THE PROBLEM: A complete, exact copy of the data is the required answer.

--- SUPPLIED DATA Enclosed Below ---

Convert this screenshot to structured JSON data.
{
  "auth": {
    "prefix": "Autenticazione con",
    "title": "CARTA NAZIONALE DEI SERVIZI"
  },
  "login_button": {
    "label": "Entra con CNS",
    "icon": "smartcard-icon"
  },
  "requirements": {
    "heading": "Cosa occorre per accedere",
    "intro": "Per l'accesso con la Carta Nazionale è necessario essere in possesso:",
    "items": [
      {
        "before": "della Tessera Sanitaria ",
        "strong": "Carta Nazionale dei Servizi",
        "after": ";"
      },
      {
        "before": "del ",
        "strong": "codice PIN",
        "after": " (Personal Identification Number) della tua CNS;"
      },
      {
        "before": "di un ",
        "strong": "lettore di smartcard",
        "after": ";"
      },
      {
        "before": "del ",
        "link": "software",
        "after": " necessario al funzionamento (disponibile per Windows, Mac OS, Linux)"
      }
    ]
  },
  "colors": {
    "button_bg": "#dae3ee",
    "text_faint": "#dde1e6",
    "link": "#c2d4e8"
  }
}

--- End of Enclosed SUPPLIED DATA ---

WRITTEN ANSWER:
Convert this screenshot to structured JSON data.
{
  "auth": {
    "prefix": "Autenticazione con",
    "title": "CARTA NAZIONALE DEI SERVIZI"
  },
  "login_button": {
    "label": "Entra con CNS",
    "icon": "smartcard-icon"
  },
  "requirements": {
    "heading": "Cosa occorre per accedere",
    "intro": "Per l'accesso con la Carta Nazionale è necessario essere in possesso:",
    "items": [
      {
        "before": "della Tessera Sanitaria ",
        "strong": "Carta Nazionale dei Servizi",
        "after": ";"
      },
      {
        "before": "del ",
        "strong": "codice PIN",
        "after": " (Personal Identification Number) della tua CNS;"
      },
      {
        "before": "di un ",
        "strong": "lettore di smartcard",
        "after": ";"
      },
      {
        "before": "del ",
        "link": "software",
        "after": " necessario al funzionamento (disponibile per Windows, Mac OS, Linux)"
      }
    ]
  },
  "colors": {
    "button_bg": "#dae3ee",
    "text_faint": "#dde1e6",
    "link": "#c2d4e8"
  }
}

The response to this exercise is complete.